[Requirement] Check each line of the records below for the word "username" and copy those where it appears.

* * * *

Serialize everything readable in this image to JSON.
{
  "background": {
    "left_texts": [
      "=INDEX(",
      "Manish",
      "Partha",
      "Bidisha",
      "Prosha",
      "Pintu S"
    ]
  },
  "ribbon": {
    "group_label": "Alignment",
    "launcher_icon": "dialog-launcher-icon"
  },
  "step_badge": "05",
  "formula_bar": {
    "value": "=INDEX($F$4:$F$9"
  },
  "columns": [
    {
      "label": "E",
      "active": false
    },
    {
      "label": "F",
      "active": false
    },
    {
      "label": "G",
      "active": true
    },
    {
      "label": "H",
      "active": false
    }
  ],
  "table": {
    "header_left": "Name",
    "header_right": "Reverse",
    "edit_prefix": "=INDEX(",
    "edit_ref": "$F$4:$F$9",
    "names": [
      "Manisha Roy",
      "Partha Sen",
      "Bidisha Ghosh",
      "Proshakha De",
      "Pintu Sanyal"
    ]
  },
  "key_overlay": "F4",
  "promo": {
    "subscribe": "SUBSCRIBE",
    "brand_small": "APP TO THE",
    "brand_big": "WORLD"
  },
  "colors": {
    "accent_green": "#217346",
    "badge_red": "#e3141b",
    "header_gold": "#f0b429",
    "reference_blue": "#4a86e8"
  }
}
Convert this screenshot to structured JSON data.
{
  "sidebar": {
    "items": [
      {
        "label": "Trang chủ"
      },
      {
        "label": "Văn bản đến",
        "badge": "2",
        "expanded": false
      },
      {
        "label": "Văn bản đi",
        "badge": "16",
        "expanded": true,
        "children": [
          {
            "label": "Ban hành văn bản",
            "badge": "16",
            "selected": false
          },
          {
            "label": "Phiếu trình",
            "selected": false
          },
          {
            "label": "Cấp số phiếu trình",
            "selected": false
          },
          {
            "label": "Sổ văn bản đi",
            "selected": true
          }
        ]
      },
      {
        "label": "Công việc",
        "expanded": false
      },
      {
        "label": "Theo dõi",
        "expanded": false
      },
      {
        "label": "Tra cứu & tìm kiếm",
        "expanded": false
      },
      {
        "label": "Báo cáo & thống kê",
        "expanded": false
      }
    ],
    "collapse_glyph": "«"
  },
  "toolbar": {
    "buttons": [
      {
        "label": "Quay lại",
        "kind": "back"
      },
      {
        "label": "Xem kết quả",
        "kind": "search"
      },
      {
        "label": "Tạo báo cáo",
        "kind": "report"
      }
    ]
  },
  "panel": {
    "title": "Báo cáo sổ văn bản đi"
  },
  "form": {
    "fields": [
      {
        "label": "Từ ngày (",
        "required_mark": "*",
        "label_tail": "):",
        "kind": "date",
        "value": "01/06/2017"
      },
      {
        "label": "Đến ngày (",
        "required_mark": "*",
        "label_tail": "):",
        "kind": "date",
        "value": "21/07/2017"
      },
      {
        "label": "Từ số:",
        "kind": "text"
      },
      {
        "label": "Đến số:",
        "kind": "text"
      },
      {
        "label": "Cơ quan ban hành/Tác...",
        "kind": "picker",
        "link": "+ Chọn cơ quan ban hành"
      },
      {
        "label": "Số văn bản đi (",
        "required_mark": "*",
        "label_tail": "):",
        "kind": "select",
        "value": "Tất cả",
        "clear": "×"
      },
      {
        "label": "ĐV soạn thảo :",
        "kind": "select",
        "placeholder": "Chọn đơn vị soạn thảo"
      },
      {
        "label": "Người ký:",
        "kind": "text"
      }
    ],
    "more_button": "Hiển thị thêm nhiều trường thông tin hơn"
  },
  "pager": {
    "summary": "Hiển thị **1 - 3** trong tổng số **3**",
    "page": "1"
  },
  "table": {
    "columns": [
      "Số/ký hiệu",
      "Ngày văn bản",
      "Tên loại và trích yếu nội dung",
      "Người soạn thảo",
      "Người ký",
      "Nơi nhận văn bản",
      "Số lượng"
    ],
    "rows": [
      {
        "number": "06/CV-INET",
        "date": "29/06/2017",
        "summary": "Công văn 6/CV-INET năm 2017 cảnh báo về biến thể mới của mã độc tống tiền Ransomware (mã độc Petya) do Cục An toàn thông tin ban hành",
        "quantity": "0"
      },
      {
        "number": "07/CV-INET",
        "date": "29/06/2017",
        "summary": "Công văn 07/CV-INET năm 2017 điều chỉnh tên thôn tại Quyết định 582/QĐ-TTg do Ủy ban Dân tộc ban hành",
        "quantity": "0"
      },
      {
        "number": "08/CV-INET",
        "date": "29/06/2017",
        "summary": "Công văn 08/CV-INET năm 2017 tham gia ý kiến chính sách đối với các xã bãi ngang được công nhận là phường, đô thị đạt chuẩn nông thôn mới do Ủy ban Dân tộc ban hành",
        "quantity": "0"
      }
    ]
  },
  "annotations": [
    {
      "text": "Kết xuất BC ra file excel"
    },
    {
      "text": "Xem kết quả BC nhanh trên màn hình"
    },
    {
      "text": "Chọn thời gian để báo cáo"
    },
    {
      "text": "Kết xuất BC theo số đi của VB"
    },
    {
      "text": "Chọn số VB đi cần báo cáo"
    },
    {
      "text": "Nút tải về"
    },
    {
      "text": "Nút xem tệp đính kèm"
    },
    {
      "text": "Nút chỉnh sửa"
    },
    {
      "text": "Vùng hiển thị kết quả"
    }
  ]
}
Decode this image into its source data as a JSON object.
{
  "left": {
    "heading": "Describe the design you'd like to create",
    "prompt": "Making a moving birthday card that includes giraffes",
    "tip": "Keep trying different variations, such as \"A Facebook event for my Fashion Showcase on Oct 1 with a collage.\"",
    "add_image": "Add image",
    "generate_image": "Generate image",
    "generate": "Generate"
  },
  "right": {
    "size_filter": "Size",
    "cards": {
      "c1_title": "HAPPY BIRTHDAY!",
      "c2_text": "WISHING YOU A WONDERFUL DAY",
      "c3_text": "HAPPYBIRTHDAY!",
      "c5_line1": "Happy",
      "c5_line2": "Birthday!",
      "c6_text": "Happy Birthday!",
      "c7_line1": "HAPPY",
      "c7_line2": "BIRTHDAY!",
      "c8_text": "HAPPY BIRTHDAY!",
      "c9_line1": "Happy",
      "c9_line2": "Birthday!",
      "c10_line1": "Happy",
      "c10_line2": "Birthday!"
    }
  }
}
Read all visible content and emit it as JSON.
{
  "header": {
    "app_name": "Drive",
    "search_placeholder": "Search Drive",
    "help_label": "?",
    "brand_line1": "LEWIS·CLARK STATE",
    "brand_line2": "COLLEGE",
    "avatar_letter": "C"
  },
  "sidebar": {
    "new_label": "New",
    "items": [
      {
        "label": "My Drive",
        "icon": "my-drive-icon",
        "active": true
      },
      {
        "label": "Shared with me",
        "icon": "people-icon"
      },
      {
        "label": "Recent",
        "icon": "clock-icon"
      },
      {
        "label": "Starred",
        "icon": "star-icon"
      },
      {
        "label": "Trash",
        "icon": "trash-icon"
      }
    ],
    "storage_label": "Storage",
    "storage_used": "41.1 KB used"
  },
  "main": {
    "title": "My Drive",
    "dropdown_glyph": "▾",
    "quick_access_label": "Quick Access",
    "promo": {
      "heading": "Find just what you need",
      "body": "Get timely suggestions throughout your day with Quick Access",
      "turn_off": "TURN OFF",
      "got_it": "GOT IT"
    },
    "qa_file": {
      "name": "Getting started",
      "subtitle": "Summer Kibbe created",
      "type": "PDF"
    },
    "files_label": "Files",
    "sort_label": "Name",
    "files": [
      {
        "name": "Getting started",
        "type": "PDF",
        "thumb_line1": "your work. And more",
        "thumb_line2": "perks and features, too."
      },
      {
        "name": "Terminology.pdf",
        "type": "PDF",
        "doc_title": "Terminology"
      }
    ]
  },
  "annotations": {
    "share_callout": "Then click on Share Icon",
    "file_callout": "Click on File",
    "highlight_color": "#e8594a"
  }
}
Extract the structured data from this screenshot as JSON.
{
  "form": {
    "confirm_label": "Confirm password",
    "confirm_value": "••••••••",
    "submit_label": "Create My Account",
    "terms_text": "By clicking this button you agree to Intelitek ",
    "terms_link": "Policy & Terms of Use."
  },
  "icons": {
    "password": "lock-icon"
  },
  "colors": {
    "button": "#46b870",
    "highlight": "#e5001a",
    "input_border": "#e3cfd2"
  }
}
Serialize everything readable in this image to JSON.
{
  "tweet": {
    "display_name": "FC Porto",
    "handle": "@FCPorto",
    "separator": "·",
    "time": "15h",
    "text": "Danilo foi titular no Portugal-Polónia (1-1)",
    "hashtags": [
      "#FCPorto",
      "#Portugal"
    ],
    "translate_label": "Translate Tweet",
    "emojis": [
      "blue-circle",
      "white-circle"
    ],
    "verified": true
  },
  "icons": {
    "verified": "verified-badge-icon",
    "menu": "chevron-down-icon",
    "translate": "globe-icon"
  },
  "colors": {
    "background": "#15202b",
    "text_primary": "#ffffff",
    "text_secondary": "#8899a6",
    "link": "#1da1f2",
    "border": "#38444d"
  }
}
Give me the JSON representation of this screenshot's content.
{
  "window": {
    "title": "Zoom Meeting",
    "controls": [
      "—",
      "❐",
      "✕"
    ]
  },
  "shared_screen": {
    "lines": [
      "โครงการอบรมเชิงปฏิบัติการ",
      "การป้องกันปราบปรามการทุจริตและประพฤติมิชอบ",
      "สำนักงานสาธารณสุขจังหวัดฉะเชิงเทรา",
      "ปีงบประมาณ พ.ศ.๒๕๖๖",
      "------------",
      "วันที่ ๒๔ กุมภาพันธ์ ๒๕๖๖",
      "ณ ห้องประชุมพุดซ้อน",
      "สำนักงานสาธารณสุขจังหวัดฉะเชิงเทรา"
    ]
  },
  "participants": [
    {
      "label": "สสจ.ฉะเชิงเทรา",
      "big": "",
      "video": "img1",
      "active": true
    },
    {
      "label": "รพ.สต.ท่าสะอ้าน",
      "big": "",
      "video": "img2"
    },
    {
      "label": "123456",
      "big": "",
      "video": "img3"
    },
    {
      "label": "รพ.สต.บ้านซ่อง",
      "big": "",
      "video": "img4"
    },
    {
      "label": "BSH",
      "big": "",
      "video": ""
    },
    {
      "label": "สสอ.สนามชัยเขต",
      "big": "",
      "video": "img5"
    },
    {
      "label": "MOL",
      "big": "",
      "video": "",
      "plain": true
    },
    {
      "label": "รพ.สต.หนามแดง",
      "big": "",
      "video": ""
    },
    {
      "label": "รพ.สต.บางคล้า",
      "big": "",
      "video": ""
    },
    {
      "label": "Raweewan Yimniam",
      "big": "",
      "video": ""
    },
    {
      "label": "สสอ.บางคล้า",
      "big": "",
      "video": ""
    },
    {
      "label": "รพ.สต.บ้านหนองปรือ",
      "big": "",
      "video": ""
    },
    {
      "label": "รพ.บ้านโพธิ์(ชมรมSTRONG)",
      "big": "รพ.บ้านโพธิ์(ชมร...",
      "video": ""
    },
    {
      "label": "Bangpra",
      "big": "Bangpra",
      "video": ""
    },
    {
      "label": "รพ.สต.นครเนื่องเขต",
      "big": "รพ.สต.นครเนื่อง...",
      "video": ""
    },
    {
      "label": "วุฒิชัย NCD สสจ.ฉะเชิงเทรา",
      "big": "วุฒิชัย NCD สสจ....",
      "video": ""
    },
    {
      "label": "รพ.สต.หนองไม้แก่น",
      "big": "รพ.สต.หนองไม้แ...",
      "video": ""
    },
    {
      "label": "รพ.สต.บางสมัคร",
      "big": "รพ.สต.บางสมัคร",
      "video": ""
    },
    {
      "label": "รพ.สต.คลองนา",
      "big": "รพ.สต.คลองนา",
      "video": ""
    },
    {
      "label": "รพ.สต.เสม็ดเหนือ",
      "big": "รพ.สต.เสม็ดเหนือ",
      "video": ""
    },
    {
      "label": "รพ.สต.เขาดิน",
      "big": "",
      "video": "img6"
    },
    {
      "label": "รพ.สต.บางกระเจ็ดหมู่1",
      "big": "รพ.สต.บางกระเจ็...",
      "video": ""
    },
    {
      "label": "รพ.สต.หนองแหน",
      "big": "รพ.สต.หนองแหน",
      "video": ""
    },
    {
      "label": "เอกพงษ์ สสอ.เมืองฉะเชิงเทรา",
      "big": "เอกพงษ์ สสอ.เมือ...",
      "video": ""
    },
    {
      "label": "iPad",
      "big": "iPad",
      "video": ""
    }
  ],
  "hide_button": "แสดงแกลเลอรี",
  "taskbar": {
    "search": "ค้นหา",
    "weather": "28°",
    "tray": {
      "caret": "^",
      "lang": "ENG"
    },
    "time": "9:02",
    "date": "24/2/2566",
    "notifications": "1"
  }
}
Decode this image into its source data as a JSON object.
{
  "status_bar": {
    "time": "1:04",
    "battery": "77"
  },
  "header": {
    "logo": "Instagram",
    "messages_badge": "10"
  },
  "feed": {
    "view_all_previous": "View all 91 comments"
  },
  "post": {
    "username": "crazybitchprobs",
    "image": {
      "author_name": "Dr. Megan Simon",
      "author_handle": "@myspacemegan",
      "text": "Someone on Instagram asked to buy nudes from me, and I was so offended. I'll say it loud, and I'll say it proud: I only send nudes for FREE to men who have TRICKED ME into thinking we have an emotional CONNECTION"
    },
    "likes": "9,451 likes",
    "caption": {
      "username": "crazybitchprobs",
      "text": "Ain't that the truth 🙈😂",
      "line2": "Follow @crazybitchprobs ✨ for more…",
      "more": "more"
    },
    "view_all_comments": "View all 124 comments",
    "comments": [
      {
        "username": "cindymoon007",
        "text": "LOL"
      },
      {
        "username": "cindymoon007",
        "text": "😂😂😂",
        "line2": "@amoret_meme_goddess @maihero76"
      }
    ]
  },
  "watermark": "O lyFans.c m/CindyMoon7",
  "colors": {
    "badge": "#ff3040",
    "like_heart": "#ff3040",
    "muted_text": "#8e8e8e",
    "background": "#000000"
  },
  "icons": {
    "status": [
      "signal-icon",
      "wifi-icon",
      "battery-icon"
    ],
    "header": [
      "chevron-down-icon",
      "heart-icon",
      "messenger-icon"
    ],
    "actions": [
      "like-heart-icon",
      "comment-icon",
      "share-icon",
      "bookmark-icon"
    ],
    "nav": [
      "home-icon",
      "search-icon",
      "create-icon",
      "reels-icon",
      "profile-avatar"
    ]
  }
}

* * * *

[Output]
    "username": "crazybitchprobs",
      "username": "crazybitchprobs",
        "username": "cindymoon007",
        "username": "cindymoon007",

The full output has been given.